I'd liken this book in some ways to Lewis's A Grief Observed. In other ways it's significantly different. In A Grief Observed, C.S. Lewis aptly describes his state-of-mind and daily ploddings with short, thoughtful observations. as does Gayle Roper in A Widow's Journey. Each book is quite small, easily held and easily read on a rainy afternoon.

The main difference, however, may be summed up in one word: HOPE. I don't recall much hope in A Grief Observed. I might be wrong, but I think it was only a brief snapshot of Lewis's grief, written as a private journal while in the clutches of grief, not public, and not really wrapped up and concluded.

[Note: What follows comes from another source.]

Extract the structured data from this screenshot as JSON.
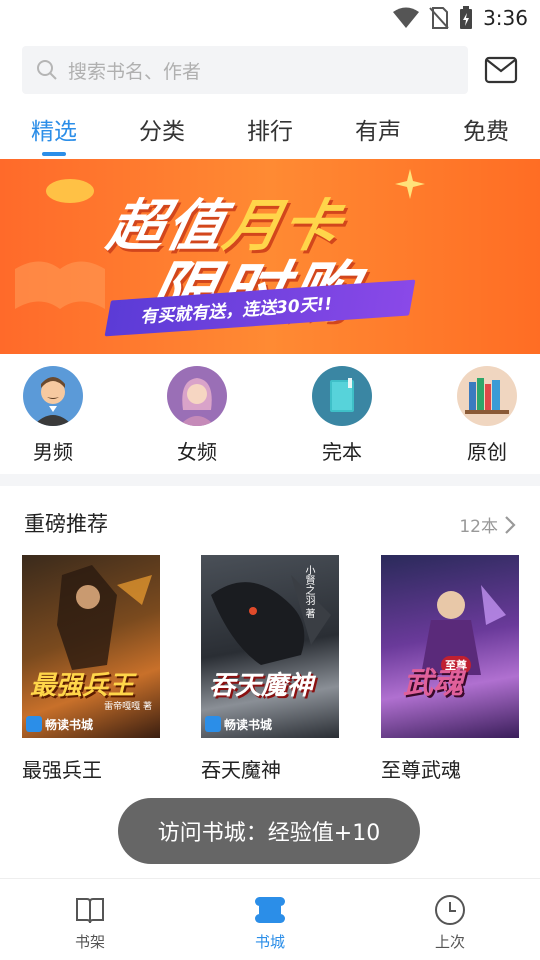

A Widow's Journey was written during a two-year time, well over a year after her husband's death. There's a maturity and thoughtfulness to it, while at the same time the high cost of re-visiting her grief experience and authenticating it. The main difference however, is that each of Gayle's pieces ends with the truth and hope of God's faithfulness summed up in heartfelt Scriptures, a rich resource indeed.

I first bought this book with the intent of posting a quick review and offering my copy as a give-away to some lucky reader. But I'm not ready to give mine away yet. It's really good and I'm sure I'll refer back to it again. Here's a link where you may order it or get some more info.
A Widow's Journey: Reflections on Walking Alone
Please visit again when next time I will introduce you to Gayle herself. She's an award-winning author of more than 50 books, and one of the most down-to-earth women you'll ever meet. I know you'll enjoy my interview with her.

P.S. Oh, and if you're wondering about her answer to Does the amount of time you've been married determine the depth of your grief when you're widowed? Here's what she wrote: I don't think so. Love is love and loss is loss. Isn't that beautiful?